Read all about Blyth Spartans and the Debenhams Cup:
The victory also had a 79-year-old former miner from Ashington jumping out of his arm-chair!.
Jimmy Potts was only 16-year-old when he joined Blyth Spartans and was only of only 2 survivors from the Blyth side that had lost to Stoke some 55 years earlier back in 1923:
“It was a marvelous result, I jumped from my chair when Spartans scored the winner I was overjoyed”
Jimmy had been sat at home listening on the radio when ‘his’ team took their revenge:
“Blyth Spartans have always been a great team and I ‘m truly delighted with the Stoke result. I listened to reports coming over the radio and had visions of a replay until Johnson’s winner it was a great feeling”.
- James Forster Potts was born in Ashington on 25th February 1899, he played at Blyth for 3 years while working as a coal-hewer at Ashington Colliery, it one of the most dangerous jobs down a pit and it helped build his ‘unique physique’ he was known to have hands like ‘shovels’. Jimmy was the main stay of the Spartans side until February 1926, when Leeds United made an approach for his services.
The club officials meet with Leeds official and a £200 fee was agreed for his signature, Jimmy recalled the move:
“I went to Leeds and the two full backs in front of me were George & Jackie of the famous Ashington football family of the Milburns!. Jack in fact married my sister Bella. George Jack & myself became known in football as the Ashington Defence”.

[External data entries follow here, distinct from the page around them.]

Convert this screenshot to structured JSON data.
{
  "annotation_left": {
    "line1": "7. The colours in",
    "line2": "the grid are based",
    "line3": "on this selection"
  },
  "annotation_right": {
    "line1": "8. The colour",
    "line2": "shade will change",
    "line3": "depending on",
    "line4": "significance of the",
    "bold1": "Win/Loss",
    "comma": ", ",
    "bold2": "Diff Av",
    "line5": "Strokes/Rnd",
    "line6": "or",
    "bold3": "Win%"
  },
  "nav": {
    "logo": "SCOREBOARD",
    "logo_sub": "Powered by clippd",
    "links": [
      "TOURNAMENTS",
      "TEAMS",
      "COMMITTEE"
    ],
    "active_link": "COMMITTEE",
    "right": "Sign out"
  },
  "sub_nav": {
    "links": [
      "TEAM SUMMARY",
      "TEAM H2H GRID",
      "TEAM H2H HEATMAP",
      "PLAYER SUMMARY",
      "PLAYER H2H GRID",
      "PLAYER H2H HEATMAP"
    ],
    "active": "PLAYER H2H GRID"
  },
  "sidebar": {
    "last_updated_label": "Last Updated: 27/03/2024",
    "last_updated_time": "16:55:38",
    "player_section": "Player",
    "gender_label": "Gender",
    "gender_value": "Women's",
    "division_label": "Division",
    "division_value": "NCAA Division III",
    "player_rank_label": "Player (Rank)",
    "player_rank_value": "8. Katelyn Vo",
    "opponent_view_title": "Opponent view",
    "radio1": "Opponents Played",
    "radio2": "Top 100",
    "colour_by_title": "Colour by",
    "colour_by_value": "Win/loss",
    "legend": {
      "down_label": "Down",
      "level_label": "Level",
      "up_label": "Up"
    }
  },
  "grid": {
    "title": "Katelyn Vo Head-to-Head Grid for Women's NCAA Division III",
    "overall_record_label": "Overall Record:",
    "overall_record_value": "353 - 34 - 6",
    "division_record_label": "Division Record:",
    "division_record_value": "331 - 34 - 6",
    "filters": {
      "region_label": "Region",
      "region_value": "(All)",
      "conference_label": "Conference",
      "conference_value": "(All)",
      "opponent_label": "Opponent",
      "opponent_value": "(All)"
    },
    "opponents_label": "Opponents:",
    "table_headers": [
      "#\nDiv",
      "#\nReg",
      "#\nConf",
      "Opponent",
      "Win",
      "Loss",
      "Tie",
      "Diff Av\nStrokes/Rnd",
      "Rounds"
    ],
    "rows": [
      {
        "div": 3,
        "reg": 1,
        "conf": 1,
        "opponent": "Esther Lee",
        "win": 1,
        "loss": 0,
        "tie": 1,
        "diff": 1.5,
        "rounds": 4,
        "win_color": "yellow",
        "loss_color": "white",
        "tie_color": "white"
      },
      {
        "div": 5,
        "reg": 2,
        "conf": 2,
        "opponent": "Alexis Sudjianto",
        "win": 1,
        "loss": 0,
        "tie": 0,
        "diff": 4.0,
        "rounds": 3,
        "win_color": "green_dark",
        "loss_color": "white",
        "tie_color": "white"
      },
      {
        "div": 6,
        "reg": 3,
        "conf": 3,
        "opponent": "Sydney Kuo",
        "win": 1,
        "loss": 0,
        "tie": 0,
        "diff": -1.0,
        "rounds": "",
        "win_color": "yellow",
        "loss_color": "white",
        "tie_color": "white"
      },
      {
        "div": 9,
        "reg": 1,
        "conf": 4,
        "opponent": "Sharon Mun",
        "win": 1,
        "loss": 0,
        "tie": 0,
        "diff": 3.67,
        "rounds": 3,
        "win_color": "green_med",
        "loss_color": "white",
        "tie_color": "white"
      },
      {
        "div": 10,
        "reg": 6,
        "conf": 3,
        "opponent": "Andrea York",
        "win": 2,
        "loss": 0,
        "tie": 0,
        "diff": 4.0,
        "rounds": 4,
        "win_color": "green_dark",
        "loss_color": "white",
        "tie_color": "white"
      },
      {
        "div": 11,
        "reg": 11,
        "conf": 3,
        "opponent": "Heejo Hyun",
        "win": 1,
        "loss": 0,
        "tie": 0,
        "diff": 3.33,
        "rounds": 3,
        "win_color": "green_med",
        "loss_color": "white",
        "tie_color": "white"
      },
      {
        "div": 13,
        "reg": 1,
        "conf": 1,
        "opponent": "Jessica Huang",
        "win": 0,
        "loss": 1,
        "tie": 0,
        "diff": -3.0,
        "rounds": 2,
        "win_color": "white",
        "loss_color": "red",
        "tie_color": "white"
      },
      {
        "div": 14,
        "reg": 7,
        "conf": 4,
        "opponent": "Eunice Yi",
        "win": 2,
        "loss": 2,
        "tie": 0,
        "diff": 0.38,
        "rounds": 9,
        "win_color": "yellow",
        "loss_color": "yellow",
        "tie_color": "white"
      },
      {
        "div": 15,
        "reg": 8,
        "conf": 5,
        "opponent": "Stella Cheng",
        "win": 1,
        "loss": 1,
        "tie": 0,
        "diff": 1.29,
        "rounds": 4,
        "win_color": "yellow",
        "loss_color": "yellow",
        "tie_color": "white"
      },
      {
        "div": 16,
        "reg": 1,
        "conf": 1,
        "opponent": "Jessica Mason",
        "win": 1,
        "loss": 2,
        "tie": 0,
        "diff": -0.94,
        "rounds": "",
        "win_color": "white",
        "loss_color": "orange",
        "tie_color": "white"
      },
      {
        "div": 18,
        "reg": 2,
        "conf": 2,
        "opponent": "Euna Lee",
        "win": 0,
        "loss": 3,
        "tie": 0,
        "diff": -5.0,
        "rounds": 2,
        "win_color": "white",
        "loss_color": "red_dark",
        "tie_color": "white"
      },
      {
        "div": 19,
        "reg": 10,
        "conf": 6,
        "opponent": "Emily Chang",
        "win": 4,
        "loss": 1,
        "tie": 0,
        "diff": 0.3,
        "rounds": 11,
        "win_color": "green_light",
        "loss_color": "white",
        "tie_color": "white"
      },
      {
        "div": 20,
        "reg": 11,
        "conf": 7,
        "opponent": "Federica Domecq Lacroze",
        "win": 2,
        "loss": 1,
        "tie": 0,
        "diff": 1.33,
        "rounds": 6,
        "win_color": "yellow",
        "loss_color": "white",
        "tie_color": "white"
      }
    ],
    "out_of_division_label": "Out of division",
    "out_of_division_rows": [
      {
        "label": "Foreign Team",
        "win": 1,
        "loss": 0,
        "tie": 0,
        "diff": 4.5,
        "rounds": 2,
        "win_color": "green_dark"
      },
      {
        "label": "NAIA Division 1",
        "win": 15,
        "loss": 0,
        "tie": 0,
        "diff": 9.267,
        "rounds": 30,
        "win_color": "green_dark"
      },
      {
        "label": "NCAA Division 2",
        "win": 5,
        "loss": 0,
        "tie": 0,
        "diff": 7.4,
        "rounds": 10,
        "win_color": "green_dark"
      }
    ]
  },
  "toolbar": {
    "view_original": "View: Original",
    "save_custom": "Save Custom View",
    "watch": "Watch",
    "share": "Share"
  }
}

Jimmy made his debut within two days of signing, becoming firmly established at Elland Road. In his first two seasons he saw United be relegated and promoted back to Division One. After eight seasons as the accepted first choice keeper and club captain, he moved to Port Vale for a couple of seasons, during which he hardly missed a game amassing eighty-two League appearances.
He then finished his career at Workington before returning home to Ashington to take up a job back at the Colliery. Jimmy Potts is regarded as Leeds United’s best goalkeeper of the inter-war period, Jimmy passed away in October 1986.
Watch action from the famous night at the Victoria Ground:
…..To a generation of Blyth supporters and many of the towns folk utter the name ‘Stoke City’ and it’s their ‘Kennedy moment’ they can instantly recall what they were doing or where they were on Monday 6th February 1978.
It was the clubs greatest giant killing and a never to be forgotten night in the clubs long and illustrious history.
- Credits, Acknowledgments & Thank you’s:
Ken Sproat the oracle on Blyth Spartans history and of course his superb history book ‘We’re the Famous Blyth Spartans’ provided vital information.
Andrew Griffin who’s superb 2006 book all about the 1977/78 cup run, ‘Two wins from Wembley’ supplied vital information & images:
Fred Joicey formerly of Blyth now living in Weatherby who kindly give his collection of old news paper cuttings.
The following fans run website provided vital information: